In spring and summer of 1959, Davidson met a loose group of teenagers, the self-named ‘Jokers’, and followed them through New York’s Brooklyn, from Coney Island to the subways traversing the city, from cafés and bars to beaches and candy stores, capturing the raw edges and sensuality of their teenage years.
Images of kids showing off new tattoos, smoking, couples embracing, hanging out bored or showing off their cool boardwalk attitude, form an intensely intimate depiction of a group of young adults whose lives were being monitored by youth workers, at a time when an estimated thousand gang members roamed the streets of New York City.

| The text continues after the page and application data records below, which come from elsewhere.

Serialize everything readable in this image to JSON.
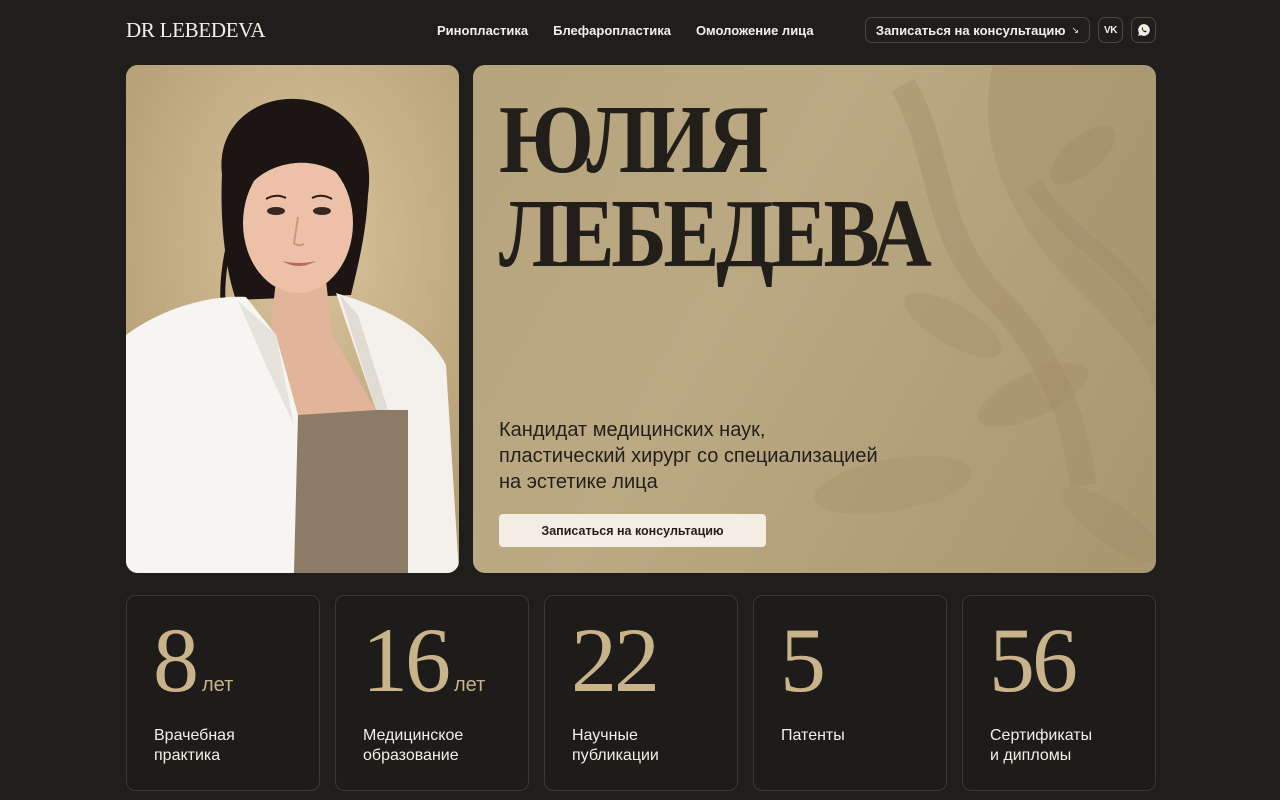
{
  "header": {
    "logo_dr": "DR",
    "logo_name": "LEBEDEVA",
    "nav": [
      "Ринопластика",
      "Блефаропластика",
      "Омоложение лица"
    ],
    "cta": "Записаться на консультацию",
    "cta_arrow": "↘",
    "vk": "VK"
  },
  "hero": {
    "title_line1": "ЮЛИЯ",
    "title_line2": "ЛЕБЕДЕВА",
    "subtitle_line1": "Кандидат медицинских наук,",
    "subtitle_line2": "пластический хирург со специализацией",
    "subtitle_line3": "на эстетике лица",
    "cta": "Записаться на консультацию"
  },
  "stats": [
    {
      "value": "8",
      "unit": "лет",
      "label_line1": "Врачебная",
      "label_line2": "практика"
    },
    {
      "value": "16",
      "unit": "лет",
      "label_line1": "Медицинское",
      "label_line2": "образование"
    },
    {
      "value": "22",
      "unit": "",
      "label_line1": "Научные",
      "label_line2": "публикации"
    },
    {
      "value": "5",
      "unit": "",
      "label_line1": "Патенты",
      "label_line2": ""
    },
    {
      "value": "56",
      "unit": "",
      "label_line1": "Сертификаты",
      "label_line2": "и дипломы"
    }
  ],
  "colors": {
    "background": "#201e1c",
    "accent_gold": "#c8b38b",
    "hero_card": "#b5a47c",
    "button_light": "#f3ede4"
  }
}
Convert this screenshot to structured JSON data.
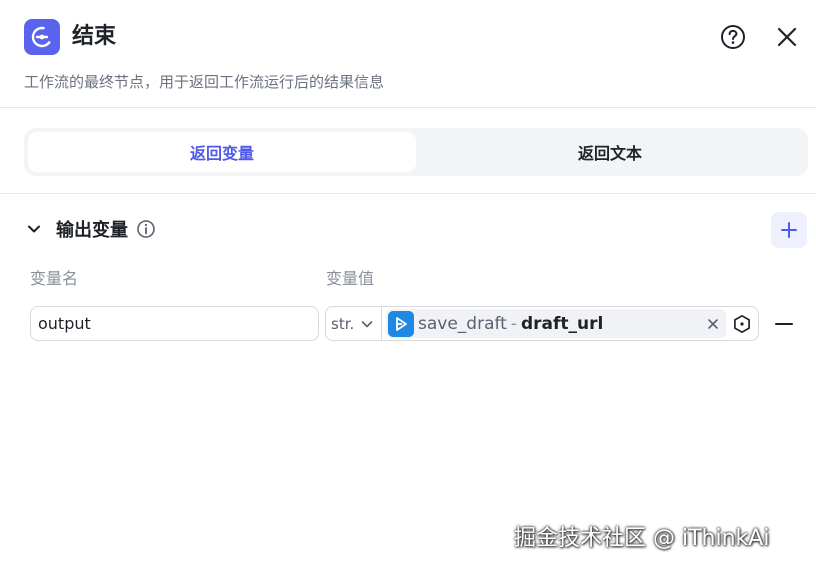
{
  "header": {
    "title": "结束",
    "description": "工作流的最终节点，用于返回工作流运行后的结果信息",
    "icons": {
      "node": "exit-icon",
      "help": "help-circle-icon",
      "close": "close-icon"
    }
  },
  "tabs": [
    {
      "label": "返回变量",
      "active": true
    },
    {
      "label": "返回文本",
      "active": false
    }
  ],
  "output_section": {
    "title": "输出变量",
    "col_name_label": "变量名",
    "col_value_label": "变量值",
    "rows": [
      {
        "name": "output",
        "type": "str.",
        "ref_node": "save_draft",
        "ref_separator": "-",
        "ref_var": "draft_url"
      }
    ]
  },
  "watermark": "掘金技术社区 @ iThinkAi",
  "colors": {
    "accent": "#4f5be8",
    "node_icon_bg": "#5a63f0",
    "ref_badge_bg": "#1e88e5"
  }
}
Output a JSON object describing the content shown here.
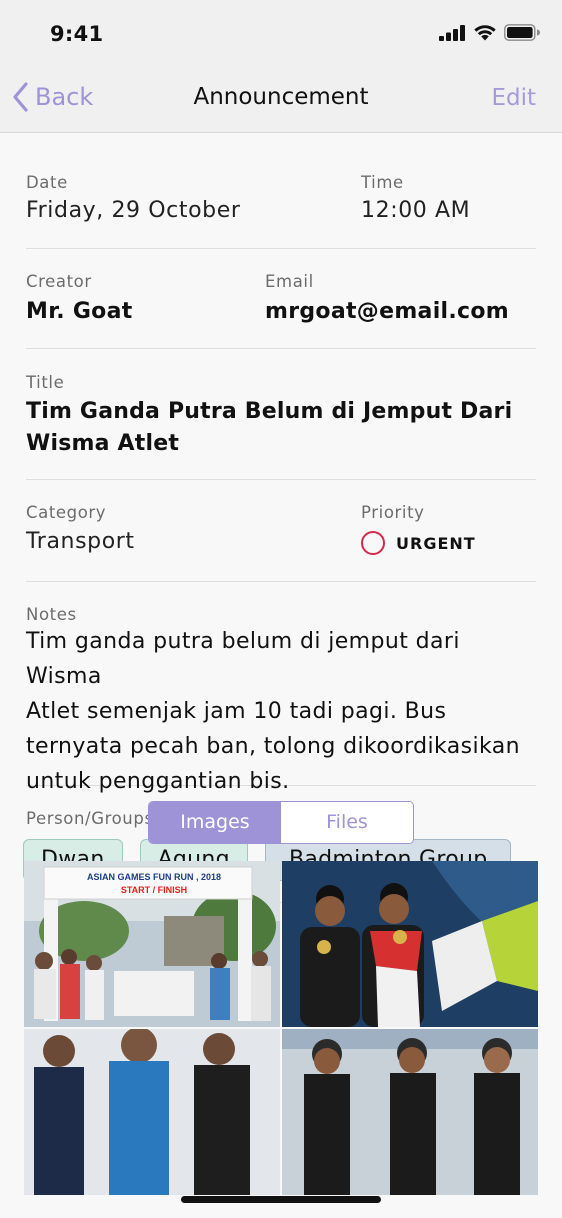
{
  "status": {
    "time": "9:41"
  },
  "nav": {
    "back_label": "Back",
    "title": "Announcement",
    "edit_label": "Edit"
  },
  "details": {
    "date_label": "Date",
    "date_value": "Friday, 29 October",
    "time_label": "Time",
    "time_value": "12:00 AM",
    "creator_label": "Creator",
    "creator_value": "Mr. Goat",
    "email_label": "Email",
    "email_value": "mrgoat@email.com",
    "title_label": "Title",
    "title_line1": "Tim Ganda Putra Belum di Jemput Dari",
    "title_line2": "Wisma Atlet",
    "category_label": "Category",
    "category_value": "Transport",
    "priority_label": "Priority",
    "priority_value": "URGENT",
    "notes_label": "Notes",
    "notes_lines": [
      "Tim ganda putra belum di jemput dari Wisma",
      "Atlet semenjak jam 10 tadi pagi. Bus",
      "ternyata pecah ban, tolong dikoordikasikan",
      "untuk penggantian bis."
    ],
    "groups_label": "Person/Groups",
    "groups": [
      "Dwan",
      "Agung",
      "Badminton Group"
    ]
  },
  "tabs": [
    "Images",
    "Files"
  ],
  "active_tab": "Images",
  "photos": {
    "banner_line1": "ASIAN GAMES FUN RUN , 2018",
    "banner_line2": "START / FINISH"
  },
  "colors": {
    "accent": "#9f93d8",
    "urgent": "#d6294a",
    "chip_green": "#d7ede6",
    "chip_blue": "#d5dfe7"
  }
}
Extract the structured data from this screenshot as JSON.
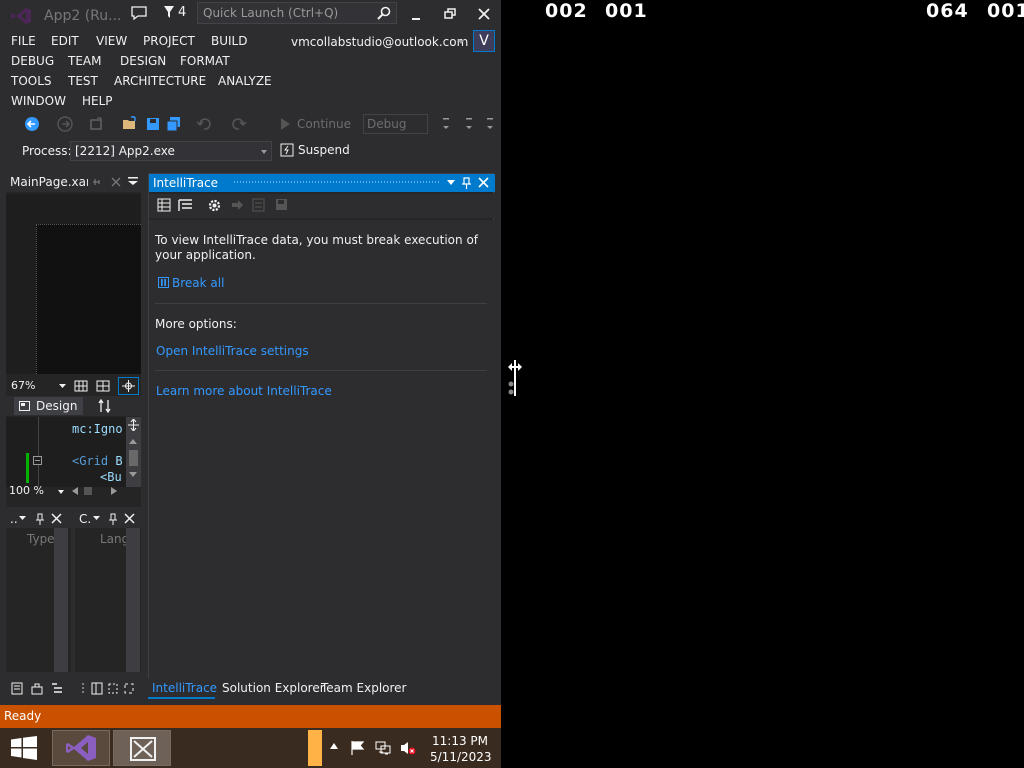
{
  "window": {
    "title": "App2 (Ru...",
    "notification_count": "4",
    "quick_launch_placeholder": "Quick Launch (Ctrl+Q)",
    "account": "vmcollabstudio@outlook.com",
    "account_badge": "V"
  },
  "menu": {
    "row1": [
      "FILE",
      "EDIT",
      "VIEW",
      "PROJECT",
      "BUILD"
    ],
    "row2": [
      "DEBUG",
      "TEAM",
      "DESIGN",
      "FORMAT"
    ],
    "row3": [
      "TOOLS",
      "TEST",
      "ARCHITECTURE",
      "ANALYZE"
    ],
    "row4": [
      "WINDOW",
      "HELP"
    ]
  },
  "toolbar": {
    "continue_label": "Continue",
    "config_value": "Debug"
  },
  "process_bar": {
    "label": "Process:",
    "process_value": "[2212] App2.exe",
    "suspend_label": "Suspend"
  },
  "designer": {
    "doc_tab": "MainPage.xaml",
    "zoom": "67%",
    "design_tab": "Design",
    "code_line1": "mc:Igno",
    "code_line2_tag": "<Grid",
    "code_line2_rest": " B",
    "code_line3": "<Bu",
    "code_zoom": "100 %"
  },
  "tool_windows": {
    "left_header": "..",
    "left_column": "Type",
    "right_header": "C.",
    "right_column": "Lang"
  },
  "intellitrace": {
    "title": "IntelliTrace",
    "message": "To view IntelliTrace data, you must break execution of your application.",
    "break_all": "Break all",
    "more_options": "More options:",
    "open_settings": "Open IntelliTrace settings",
    "learn_more": "Learn more about IntelliTrace"
  },
  "bottom_tabs": [
    "IntelliTrace",
    "Solution Explorer",
    "Team Explorer"
  ],
  "status": {
    "text": "Ready"
  },
  "taskbar": {
    "time": "11:13 PM",
    "date": "5/11/2023"
  },
  "overlay": {
    "counter_a1": "002",
    "counter_a2": "001",
    "counter_b1": "064",
    "counter_b2": "001"
  },
  "colors": {
    "accent": "#007acc",
    "status_bar": "#ca5100",
    "link": "#3399ff",
    "background": "#2d2d30"
  }
}
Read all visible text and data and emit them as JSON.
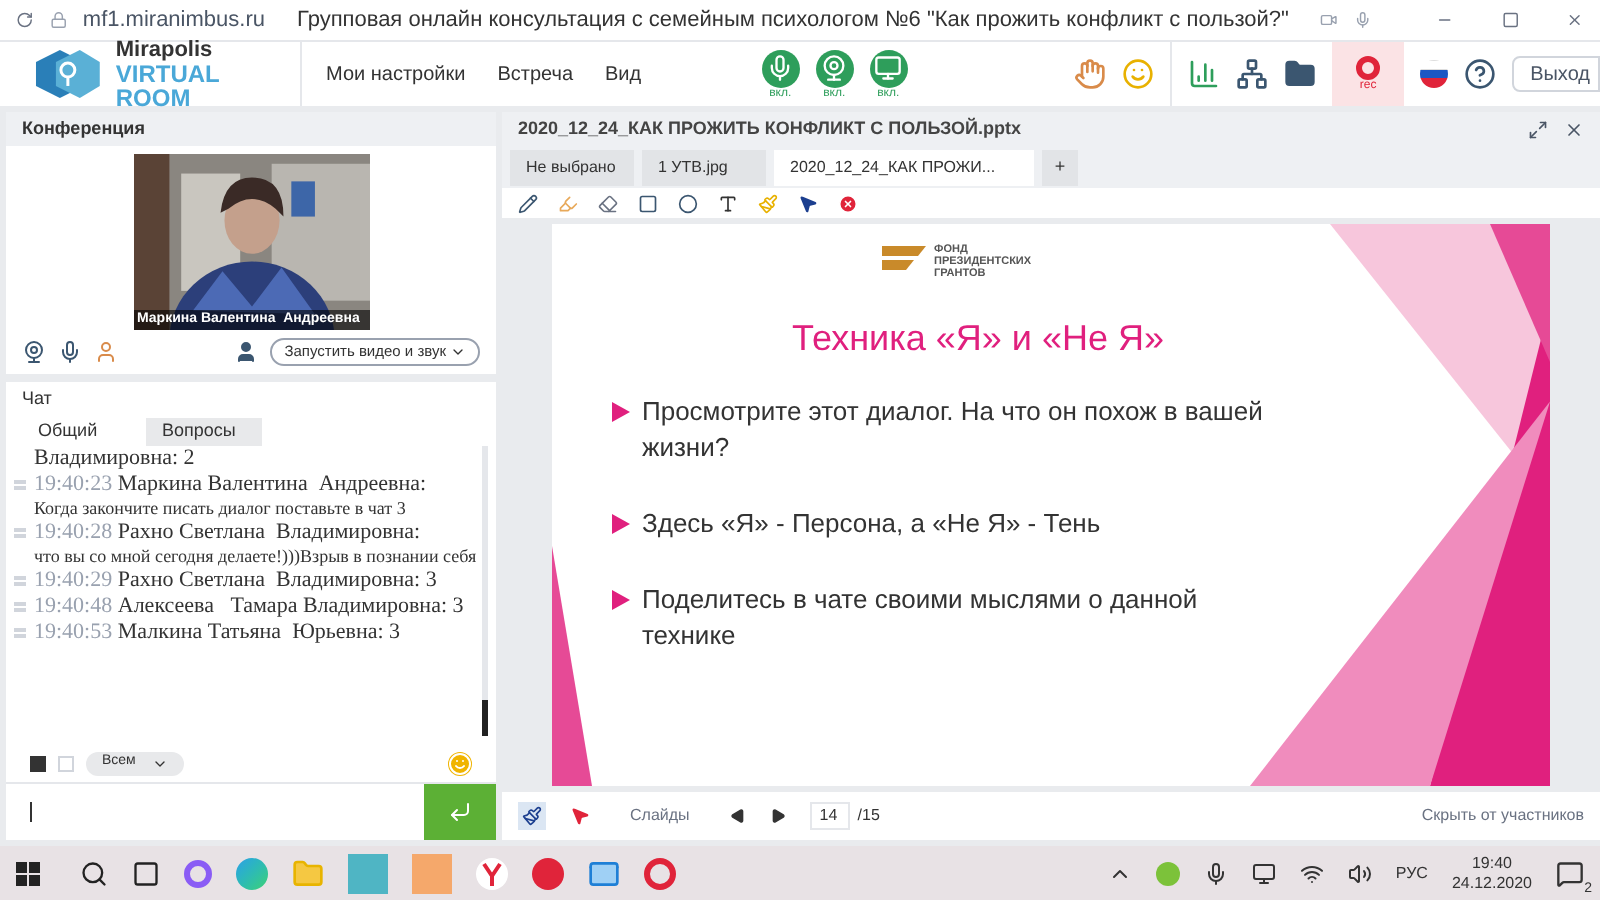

Along the way, Davidson “found [himself] involved with a group of unpredictable youths who were mostly indifferent to me. In time they allowed me to witness their fear, depression, and anger. I soon realized that I, too, was feeling some of their pain. In staying close to them, I uncovered my own feelings of failure, frustration, and rage.” Continue reading.